My biggest regret, apart from the fact that weather conditions and time shortage combined meant we didn't cross over to the peninsula with the viking ship museum, was that I didn't make it to Ibsen's apartment (guided tours on the hour made it tricky given the patchwork schedule centred around the National Opera). Homage to his National Theatre and the statue outside, though, was essential.
and here in this central oblong of public space, plenty was going on - skating, with Parliament behind
and a musical Ukrainian protest.
I've already posted one picture of the Akershus Fortress, silent and empty in the snow of a freezing Sunday morning. We slowly made our way there over the ice past the old town which includes the former City Hall, a very pretty cafe and barracks-like housing.
All was silent apart from the odd crow and a tramping sentry(below; that's a tramping diplo-mate above)
until we heard bells and organ music coming from the castle chapel.
Passing the stone coat of arms on the left
and an intriguing cellar-like door with royal crown
we found a christening taking place inside the chapel (1500s with baroque accretions) to which we were welcomed, sitting on a bench alongside paper and crayons which little girls rushed up to use from time to time. Modern Norwegian dad knew how to rock his crying infant into stillness.
Pretty as the chapel undoubtedly is, Oslo Cathedral has the bigger treasures, though it isn't really the sum of its parts.
The present building was consecrated in 1697 and much done over in 1848-50, though the Gothicisation then has been reduced in favour of many of the original baroque fittings. These include the 1700 carved altarpiece,
the singular font of 1726,
the1727 organ facade which conceals a state-of-the-art instrument
and the 1699 pulpit,
not a patch on the one in Stavanger Cathedral, but with the curiosity of multiple hour-glasses to time the sermon.
What's relatively modern is well done here, too, especially the chancel windows by Emanuel Vigeland c. 1910.

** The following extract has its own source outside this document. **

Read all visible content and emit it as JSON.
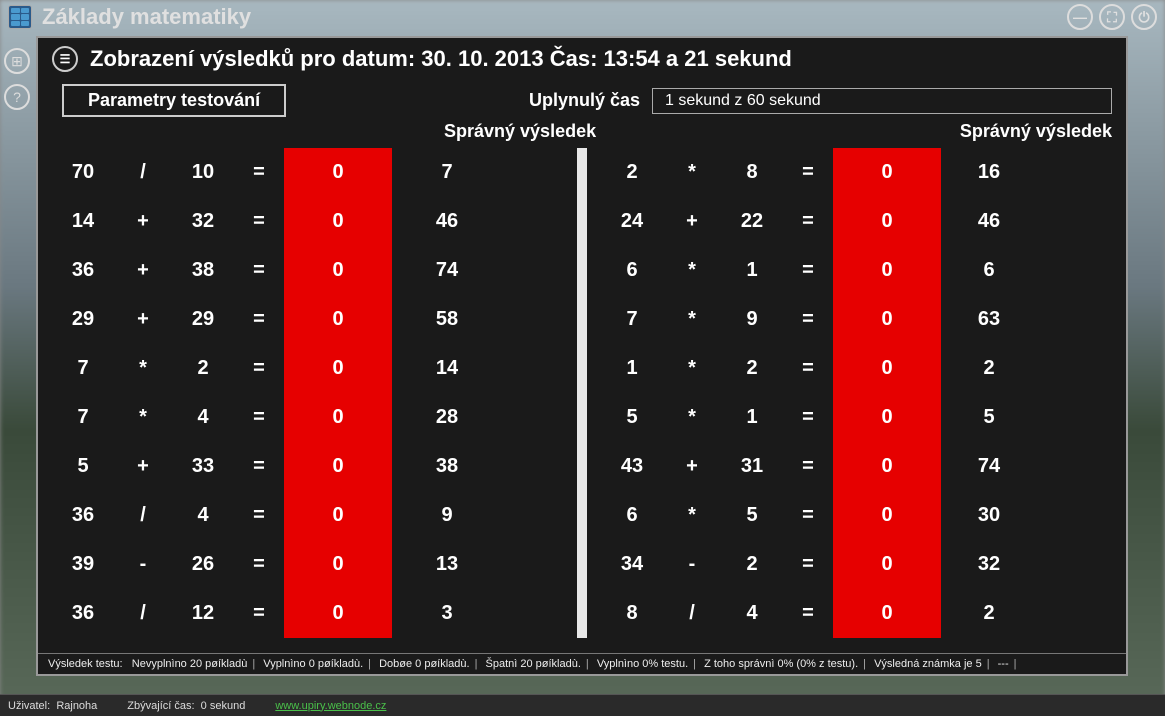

That's quite enough of old Christiania for now. I'd like to explore further. My Icelandic friend Steinunn pointed out that while Reykjavík doesn't change its essential character too much between winter and summer - though I found it hauntingly empty on a Sunday afternoon in early February - Oslo is a completely different city in July and August. Hoping to return then and see much more in and around the city. In the meantime, a grotesque farewell in front of a real scream of a train in Oslo Airport's railway station.